“Music is really important to me, and I was disappointed in myself that I wasn’t pushing myself more. I started playing out solo shows more, which was scary at first. That was about two years ago, and that steamrolled this whole thing.”
Upon arrival, they’ll hear the refreshing and comforting indie country rock sounds of the Judy Banker Band with special guest Mike Gentry.
The Ann Arbor quintet of Judy Banker (vocals, guitar), David Roof (drums), Tony Pace (guitar), John Sperendi (bass) and Alan Pagliere (pedal steel guitar) will headline “Friday Night Live” at the historic theater and preview new material from Banker’s forthcoming “Buffalo Motel” album.
“It’s our last band show before the end of the year, so we want to introduce people to the new album,” said Banker, who will release “Buffalo Motel” in January. “We’ll also be playing some cuts from other albums, and Tony and John are going to take the lead on a song. Playing in a band with five of us can be really intimate, and we just have this creative energy all around us.”

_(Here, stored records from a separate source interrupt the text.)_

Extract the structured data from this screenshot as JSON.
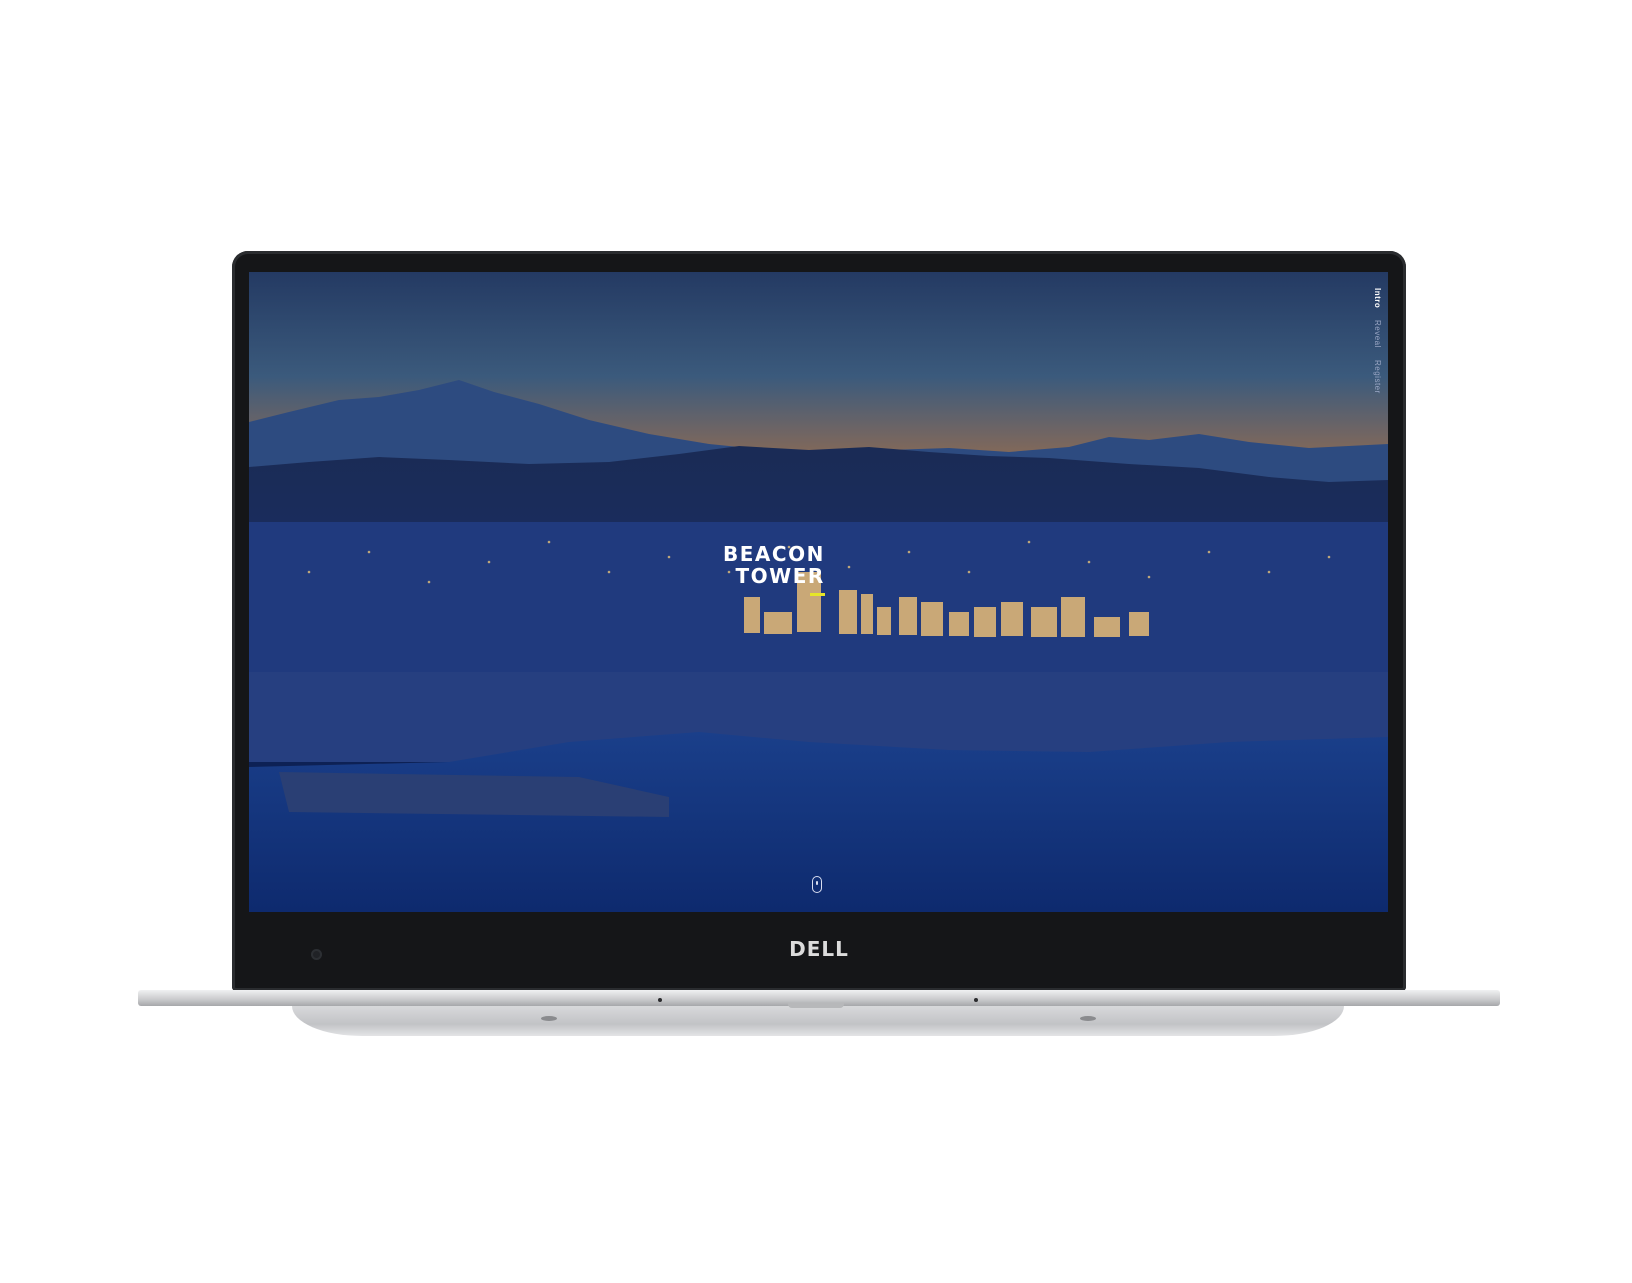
{
  "device": {
    "brand": "DELL"
  },
  "website": {
    "logo_line1": "BEACON",
    "logo_line2": "TOWER",
    "accent_color": "#e6e628",
    "nav": [
      {
        "label": "Intro",
        "active": true
      },
      {
        "label": "Reveal",
        "active": false
      },
      {
        "label": "Register",
        "active": false
      }
    ],
    "background": "night-city-skyline-image",
    "scroll_icon": "mouse-scroll-icon"
  }
}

Banker will share that creative energy with the Farmington Civic Theater audience and include flavors of Americana, roots, country and rock music throughout the band’s eclectic set. For “Buffalo Motel,” Banker has evolved into a country rock sound with heavier electric guitars and driving drum beats compared to her acoustic-oriented predecessors, “Devils Never Cry” (2016) and “Without You” (2014).
“The sound we’ve created for ‘Buffalo Motel’ is more layered and complex, and it’s a bigger sound with a higher volume that has more percussion and is bass-driven,” said Banker, who teamed up with son Ben Sayler to produce the album. “It’s nice to play the new album in segments, and a theater feels perfect for that.”
Banker is putting the finishing touches on “Buffalo Motel” with Roof, who will master the album at his Rooftop Recording studio in Grand Blanc. Along with Roof Sayler and her band, Banker has created a strong sonic signature for each track on “Buffalo Motel” and taken creative inspiration from established indie rock acts like Beck and The National.
“You have the same instruments and the same band playing on the songs, but each song has such a clear identity – more confidence, more integration,” she said. “I like my old songs and albums, but there’s a more confident and sophisticated approach with this one.”
As part of the inaugural festival’s lineup featuring Sista Sarah & Pocket of Bones and nearly a dozen other artists, Banker will celebrate the musical legacy of Sorrels at Julius M. Kleiner Memorial Park in Meridian, Idaho.
A beloved folk singer-songwriter who passed away in 2017, Sorrels has inspired Banker and a growing generation of folk, country and roots artists with her iconic music, storytelling and social activism. During her nearly half-century career, Sorrels recorded more than 20 albums, including the 2005 Grammy-nominated “My Last Go ‘Round.”
“I saw a post that her son Kevin had put on Facebook about how they were going to have a festival, and he was thinking of having it around his mother’s birthday, which was June 24,” Banker said. “She’s one of my heroes, so I thought, ‘How could it hurt? I’ll message him the link to my music, and I said if you’re opening it up for people to play, I’d love to play.’ At midnight or one in the morning that night, I got a ding on my phone, and he said, ‘Yes.’”
Flabbergasted, Banker immediately joined the lineup to support Kevin Sorrels and his family in honoring his mother’s memory and music. During the festival, Banker will perform a Saturday night closing set and cover several Rosalie Sorrels favorites, including “Baby Rocking Medley,” “If I Could Be the Rain” and “Traveling Lady.”
“I feel just this debt of gratitude and closing the show that night will be a real tribute to her. It just feels like I’m going to Mecca,” said Banker, who originally met Sorrels after one of her performances at The Ark more than 30 years ago. “I also would really love for Kevin to play guitar on one of her songs during my set.”